**Your task**: Word for word, copy the line that contains "Enumerate this screenshot's" and each line after it in the data below. Pictures stay out of the copy.

**Dataset**:
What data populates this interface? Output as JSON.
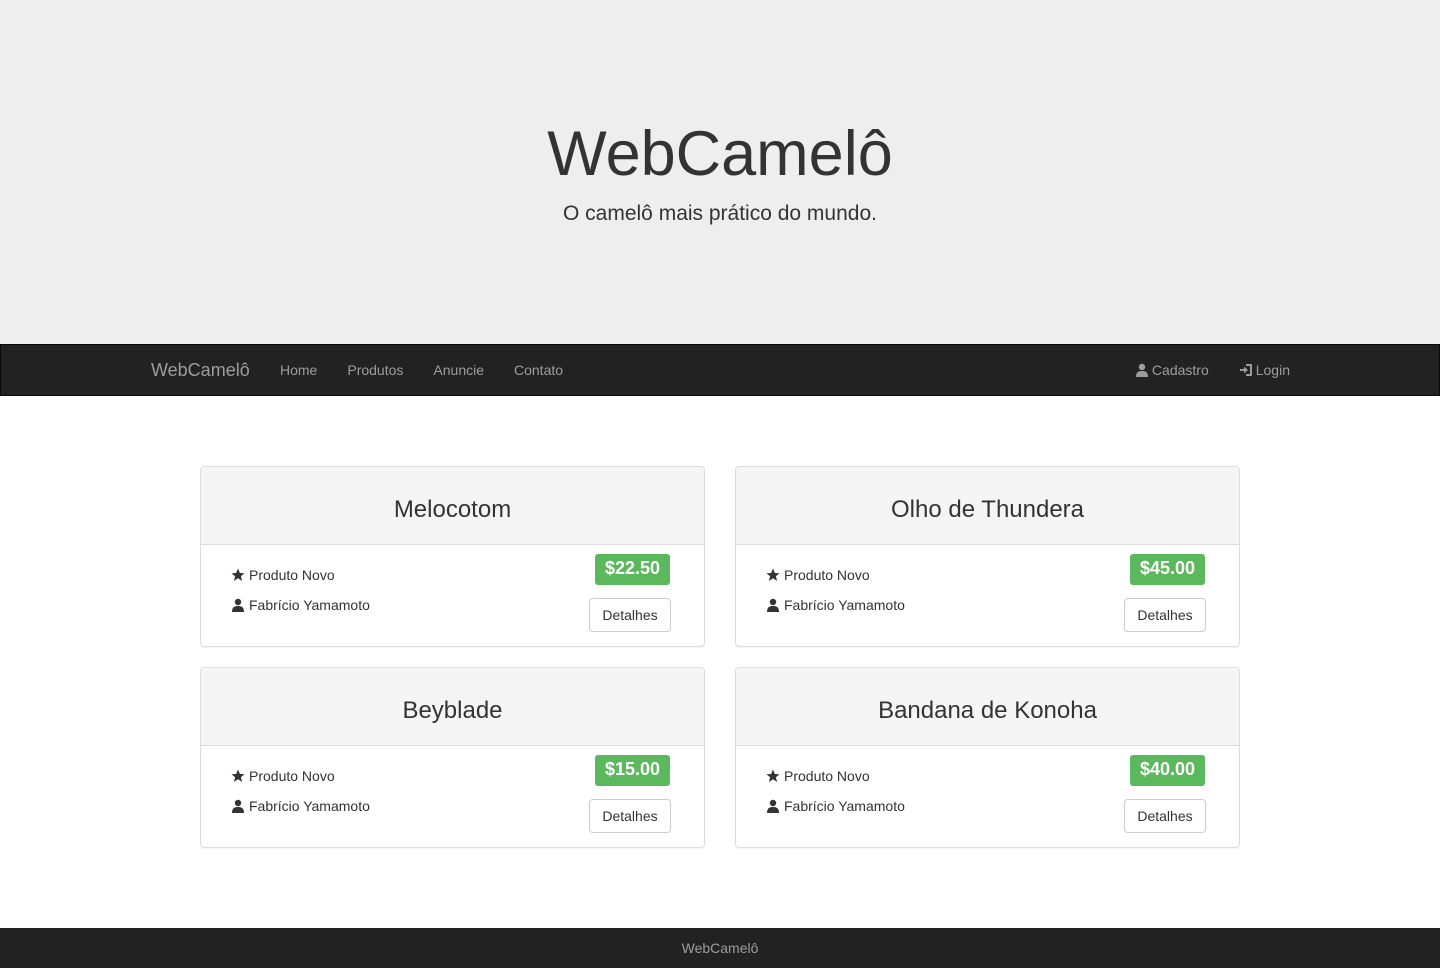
{
  "hero": {
    "title": "WebCamelô",
    "subtitle": "O camelô mais prático do mundo."
  },
  "navbar": {
    "brand": "WebCamelô",
    "links": [
      {
        "label": "Home"
      },
      {
        "label": "Produtos"
      },
      {
        "label": "Anuncie"
      },
      {
        "label": "Contato"
      }
    ],
    "right": [
      {
        "label": "Cadastro",
        "icon": "user-icon"
      },
      {
        "label": "Login",
        "icon": "login-icon"
      }
    ]
  },
  "products": [
    {
      "name": "Melocotom",
      "condition": "Produto Novo",
      "seller": "Fabrício Yamamoto",
      "price": "$22.50",
      "button": "Detalhes"
    },
    {
      "name": "Olho de Thundera",
      "condition": "Produto Novo",
      "seller": "Fabrício Yamamoto",
      "price": "$45.00",
      "button": "Detalhes"
    },
    {
      "name": "Beyblade",
      "condition": "Produto Novo",
      "seller": "Fabrício Yamamoto",
      "price": "$15.00",
      "button": "Detalhes"
    },
    {
      "name": "Bandana de Konoha",
      "condition": "Produto Novo",
      "seller": "Fabrício Yamamoto",
      "price": "$40.00",
      "button": "Detalhes"
    }
  ],
  "footer": {
    "text": "WebCamelô"
  },
  "colors": {
    "navbar_bg": "#222222",
    "hero_bg": "#eeeeee",
    "price_badge": "#5cb85c"
  }
}
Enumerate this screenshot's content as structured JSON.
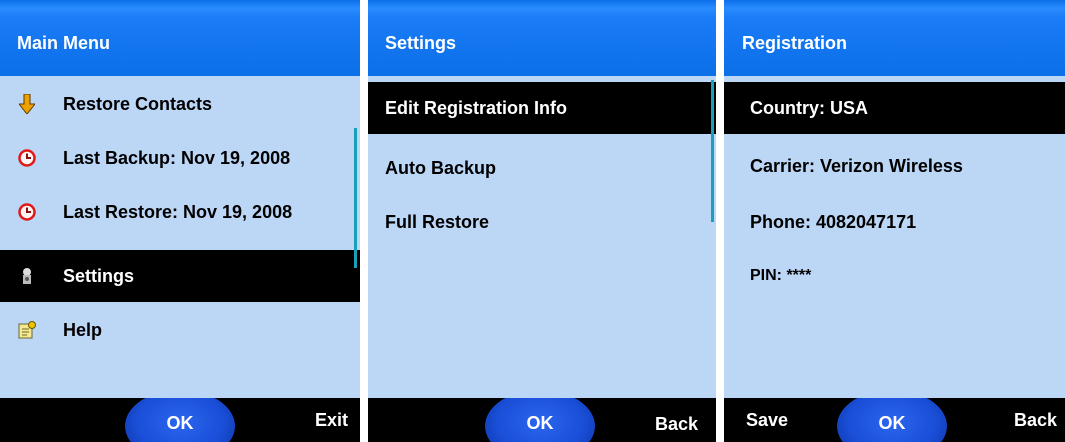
{
  "main_menu": {
    "title": "Main Menu",
    "items": [
      {
        "icon": "down-arrow-icon",
        "label": "Restore Contacts"
      },
      {
        "icon": "clock-icon",
        "label": "Last Backup: Nov 19, 2008"
      },
      {
        "icon": "clock-icon",
        "label": "Last Restore: Nov 19, 2008"
      },
      {
        "icon": "settings-icon",
        "label": "Settings",
        "selected": true
      },
      {
        "icon": "help-icon",
        "label": "Help"
      }
    ],
    "softkeys": {
      "center": "OK",
      "right": "Exit"
    }
  },
  "settings": {
    "title": "Settings",
    "items": [
      {
        "label": "Edit Registration Info",
        "selected": true
      },
      {
        "label": "Auto Backup"
      },
      {
        "label": "Full Restore"
      }
    ],
    "softkeys": {
      "center": "OK",
      "right": "Back"
    }
  },
  "registration": {
    "title": "Registration",
    "fields": [
      {
        "label": "Country: USA",
        "selected": true
      },
      {
        "label": "Carrier: Verizon Wireless"
      },
      {
        "label": "Phone: 4082047171"
      },
      {
        "label": "PIN: ****"
      }
    ],
    "softkeys": {
      "left": "Save",
      "center": "OK",
      "right": "Back"
    }
  },
  "colors": {
    "titlebar": "#0b6fe8",
    "background": "#bcd6f6",
    "selection": "#000000",
    "ok_button": "#1a4fd8",
    "scrollbar": "#1aa0b8"
  }
}
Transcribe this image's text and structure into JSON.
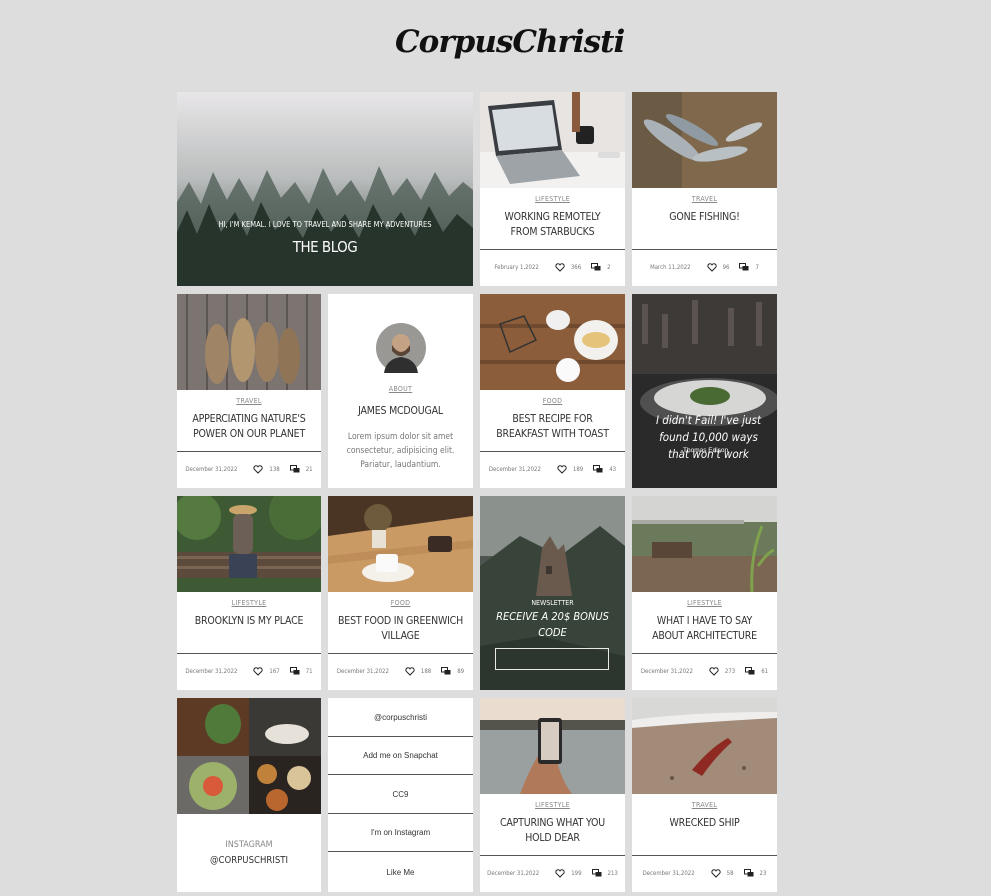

**Result**:
Enumerate this screenshot's content as structured JSON.
{
  "main_menu": {
    "title": "Main Menu",
    "items": [
      {
        "icon": "down-arrow-icon",
        "label": "Restore Contacts"
      },
      {
        "icon": "clock-icon",
        "label": "Last Backup: Nov 19, 2008"
      },
      {
        "icon": "clock-icon",
        "label": "Last Restore: Nov 19, 2008"
      },
      {
        "icon": "settings-icon",
        "label": "Settings",
        "selected": true
      },
      {
        "icon": "help-icon",
        "label": "Help"
      }
    ],
    "softkeys": {
      "center": "OK",
      "right": "Exit"
    }
  },
  "settings": {
    "title": "Settings",
    "items": [
      {
        "label": "Edit Registration Info",
        "selected": true
      },
      {
        "label": "Auto Backup"
      },
      {
        "label": "Full Restore"
      }
    ],
    "softkeys": {
      "center": "OK",
      "right": "Back"
    }
  },
  "registration": {
    "title": "Registration",
    "fields": [
      {
        "label": "Country: USA",
        "selected": true
      },
      {
        "label": "Carrier: Verizon Wireless"
      },
      {
        "label": "Phone: 4082047171"
      },
      {
        "label": "PIN: ****"
      }
    ],
    "softkeys": {
      "left": "Save",
      "center": "OK",
      "right": "Back"
    }
  },
  "colors": {
    "titlebar": "#0b6fe8",
    "background": "#bcd6f6",
    "selection": "#000000",
    "ok_button": "#1a4fd8",
    "scrollbar": "#1aa0b8"
  }
}
Transcribe this image's text and structure into JSON.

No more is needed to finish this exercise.